Which shows are poised to survive a downturn laying waste to the Strip?
Thu, Feb 19, 2009 (midnight)
Photo Illustration by Colleen Wang
Shutter one Strip production, nobody raises an eyelash. It’s the nature of Las Vegas, after all, where all that’s left of historic hotels is a neon sign. Life is fleeting here. We accept that.
But even by our standards, this is getting ridiculous. In less than two months, our city has lost nearly 100 years of entertainment, either due to scheduled closings or box-office anemia. It’s the kind of collapse that would have a Wall Street trader striking the agony pose when the Dow drops 800 points in a day.
It’s tempting to envision empty showrooms up and down the Strip, but Ira David Sternberg, vice president of communications for the Las Vegas Hilton, who has watched the evolution of entertainment here over the last 30 years, says that’s nonsense.
Yes, the number of show closures in such a short period is high, but Sternberg reminds that Las Vegas has never offered this many entertainment options. Meaning? There’s more competition for our dwindling dollar—and more to take a hit when times get tough. Though we might see fewer Folies Bergere- or La Cage-type productions, Sternberg theorizes that the industry will adapt to find shows that make sense economically—one-man shows, for example—to ensure that showrooms don’t stay dark long-term. “Does this mean the end of entertainment? No, but it does signal a change to entertainment,” Sternberg says. “In an economic sense, it’s a market adjustment.”
So who’s safe? The four-wallers, who pay for their space, their advertising and staff salaries? The solo performers, who need only their own voice/jokes/magic to pack rooms? The birds in gilded cages, multimillion-dollar shows for whom theaters were specifically built?
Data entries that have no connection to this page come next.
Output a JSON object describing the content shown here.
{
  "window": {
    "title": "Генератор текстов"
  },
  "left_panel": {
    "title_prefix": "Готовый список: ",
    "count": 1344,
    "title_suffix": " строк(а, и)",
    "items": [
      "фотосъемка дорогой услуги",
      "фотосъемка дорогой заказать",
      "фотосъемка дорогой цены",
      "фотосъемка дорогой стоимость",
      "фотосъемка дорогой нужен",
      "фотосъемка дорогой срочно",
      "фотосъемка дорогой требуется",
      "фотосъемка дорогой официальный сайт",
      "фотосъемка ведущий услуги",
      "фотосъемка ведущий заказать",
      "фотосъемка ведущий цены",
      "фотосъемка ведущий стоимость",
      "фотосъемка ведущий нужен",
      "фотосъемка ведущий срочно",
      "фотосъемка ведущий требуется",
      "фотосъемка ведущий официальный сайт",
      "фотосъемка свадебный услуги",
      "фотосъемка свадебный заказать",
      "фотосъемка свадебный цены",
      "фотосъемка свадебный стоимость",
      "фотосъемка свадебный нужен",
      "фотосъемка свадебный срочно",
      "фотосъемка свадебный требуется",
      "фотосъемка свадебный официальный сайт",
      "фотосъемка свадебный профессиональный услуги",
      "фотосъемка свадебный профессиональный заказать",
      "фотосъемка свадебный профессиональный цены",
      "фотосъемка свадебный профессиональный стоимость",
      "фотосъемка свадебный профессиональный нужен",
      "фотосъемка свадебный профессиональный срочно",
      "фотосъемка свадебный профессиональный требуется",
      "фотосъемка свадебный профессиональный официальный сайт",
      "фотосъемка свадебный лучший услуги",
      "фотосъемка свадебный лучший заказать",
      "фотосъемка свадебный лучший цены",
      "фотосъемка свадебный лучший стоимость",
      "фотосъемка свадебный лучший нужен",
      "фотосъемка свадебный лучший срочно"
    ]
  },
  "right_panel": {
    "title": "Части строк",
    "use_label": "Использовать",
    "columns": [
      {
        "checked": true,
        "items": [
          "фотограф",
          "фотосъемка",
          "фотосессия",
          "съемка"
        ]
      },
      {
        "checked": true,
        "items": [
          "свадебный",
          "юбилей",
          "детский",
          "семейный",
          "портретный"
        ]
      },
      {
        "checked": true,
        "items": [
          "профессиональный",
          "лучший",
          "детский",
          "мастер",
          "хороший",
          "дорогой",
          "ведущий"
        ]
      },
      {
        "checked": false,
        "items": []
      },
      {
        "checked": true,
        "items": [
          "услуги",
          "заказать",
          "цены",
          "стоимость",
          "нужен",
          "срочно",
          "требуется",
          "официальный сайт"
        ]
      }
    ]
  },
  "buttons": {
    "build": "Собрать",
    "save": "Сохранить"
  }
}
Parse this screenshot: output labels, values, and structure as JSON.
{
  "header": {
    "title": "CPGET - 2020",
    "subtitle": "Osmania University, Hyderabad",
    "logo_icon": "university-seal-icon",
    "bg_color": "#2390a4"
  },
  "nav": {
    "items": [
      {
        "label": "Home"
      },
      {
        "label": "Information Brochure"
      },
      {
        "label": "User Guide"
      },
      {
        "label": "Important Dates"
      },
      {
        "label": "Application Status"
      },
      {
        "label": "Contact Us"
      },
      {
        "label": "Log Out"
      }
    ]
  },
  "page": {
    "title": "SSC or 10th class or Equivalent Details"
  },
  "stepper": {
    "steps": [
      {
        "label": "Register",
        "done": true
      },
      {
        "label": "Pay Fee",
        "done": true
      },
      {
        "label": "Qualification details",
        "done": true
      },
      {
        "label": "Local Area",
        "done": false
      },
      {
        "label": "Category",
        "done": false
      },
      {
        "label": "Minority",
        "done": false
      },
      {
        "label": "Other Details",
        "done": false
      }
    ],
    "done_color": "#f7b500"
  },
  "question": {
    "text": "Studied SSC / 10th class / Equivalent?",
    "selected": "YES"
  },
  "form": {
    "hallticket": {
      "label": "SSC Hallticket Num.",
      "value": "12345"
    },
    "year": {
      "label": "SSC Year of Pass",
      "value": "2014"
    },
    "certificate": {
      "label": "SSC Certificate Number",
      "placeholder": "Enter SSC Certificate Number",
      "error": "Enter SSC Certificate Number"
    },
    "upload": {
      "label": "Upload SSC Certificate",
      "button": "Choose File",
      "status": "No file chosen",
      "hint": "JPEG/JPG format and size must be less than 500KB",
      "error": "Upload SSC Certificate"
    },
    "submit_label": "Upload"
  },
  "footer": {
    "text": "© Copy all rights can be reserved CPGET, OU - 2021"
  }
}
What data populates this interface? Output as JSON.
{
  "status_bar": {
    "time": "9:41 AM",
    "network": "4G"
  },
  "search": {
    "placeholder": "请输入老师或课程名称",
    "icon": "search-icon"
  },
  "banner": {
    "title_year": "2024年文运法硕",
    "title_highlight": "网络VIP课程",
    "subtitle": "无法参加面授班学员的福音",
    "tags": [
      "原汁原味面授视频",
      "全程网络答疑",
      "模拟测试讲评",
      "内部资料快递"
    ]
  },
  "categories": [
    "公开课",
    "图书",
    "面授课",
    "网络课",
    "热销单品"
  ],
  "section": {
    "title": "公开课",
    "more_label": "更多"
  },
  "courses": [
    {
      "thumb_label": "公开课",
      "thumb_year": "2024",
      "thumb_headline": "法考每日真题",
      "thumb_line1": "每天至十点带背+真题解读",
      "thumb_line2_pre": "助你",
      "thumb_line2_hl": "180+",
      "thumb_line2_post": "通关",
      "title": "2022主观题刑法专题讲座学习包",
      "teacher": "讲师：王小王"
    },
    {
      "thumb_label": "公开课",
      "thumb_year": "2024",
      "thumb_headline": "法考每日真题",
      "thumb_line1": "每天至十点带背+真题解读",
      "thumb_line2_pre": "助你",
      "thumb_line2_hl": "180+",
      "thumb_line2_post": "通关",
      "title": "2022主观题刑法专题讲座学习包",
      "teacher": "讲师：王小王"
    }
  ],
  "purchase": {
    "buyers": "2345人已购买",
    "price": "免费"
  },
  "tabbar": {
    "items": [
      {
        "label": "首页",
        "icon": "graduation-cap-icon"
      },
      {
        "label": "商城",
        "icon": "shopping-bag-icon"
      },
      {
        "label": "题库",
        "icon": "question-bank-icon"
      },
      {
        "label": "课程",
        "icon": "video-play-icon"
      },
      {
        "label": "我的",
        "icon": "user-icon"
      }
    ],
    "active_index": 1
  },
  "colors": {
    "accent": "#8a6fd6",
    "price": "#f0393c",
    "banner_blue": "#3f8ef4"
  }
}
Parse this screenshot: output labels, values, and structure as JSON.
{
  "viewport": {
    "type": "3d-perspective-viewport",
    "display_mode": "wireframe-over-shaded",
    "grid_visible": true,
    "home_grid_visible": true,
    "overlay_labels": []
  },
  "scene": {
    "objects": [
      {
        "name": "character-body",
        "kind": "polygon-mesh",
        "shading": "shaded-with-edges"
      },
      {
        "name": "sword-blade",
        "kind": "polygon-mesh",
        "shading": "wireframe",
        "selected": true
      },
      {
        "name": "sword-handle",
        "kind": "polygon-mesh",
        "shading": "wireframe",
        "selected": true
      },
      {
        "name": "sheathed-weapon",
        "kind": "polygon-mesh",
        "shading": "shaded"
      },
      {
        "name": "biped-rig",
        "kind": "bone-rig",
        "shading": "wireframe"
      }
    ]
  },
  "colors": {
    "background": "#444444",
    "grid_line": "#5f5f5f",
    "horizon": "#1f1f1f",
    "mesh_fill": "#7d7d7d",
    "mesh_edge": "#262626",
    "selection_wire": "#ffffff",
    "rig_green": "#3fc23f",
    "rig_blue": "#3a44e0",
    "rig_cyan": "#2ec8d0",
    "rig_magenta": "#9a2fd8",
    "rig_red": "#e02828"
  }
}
Sadly, the answer could be no one. The Valley’s December hotel occupancy rate plummeted 11 percent from 2007 to ’08. Last year’s rate of gaming revenue decline was the highest ever. Reports of nearly empty theaters have become commonplace, and discounted tickets can now be had for just about any show in town.
Few of the for-now survivors are talking. Blue Man Group’s Chicago company recently cut both its staff and show schedule, but a call to see if the local troupe might be affected yielded this terse answer: “It is Blue Man Vegas’ policy not to comment on human resource-related issues.”
Few have better perspective than Frank Marino, star of the long-running—and recently axed—An Evening at La Cage. “I’ve seen thousands of shows come and go during my time here,” he says, “and the best advice I could give these show producers is that they should get opinions from other people.”
Marino suggests, for example, that the Broadway-in-Vegas movement is doomed to failure. “I don’t know how many shows [Avenue Q, Spamalot, The Producers] have to close before they get the message,” Marino says. “My premonition is that The Lion King [scheduled to replace the very successful Mamma Mia! at Mandalay Bay] is not going to do well.”
Marino says warning signs that more productions might die off have been in place for some time. “When you go to half-price ticket booths and you see Cirque shows in there, you know everybody’s hurting,” he says.
Marino’s prediction? “The Cirque shows are the safest, because they’ve got millions behind them to weather the storm. Everybody else is in danger.”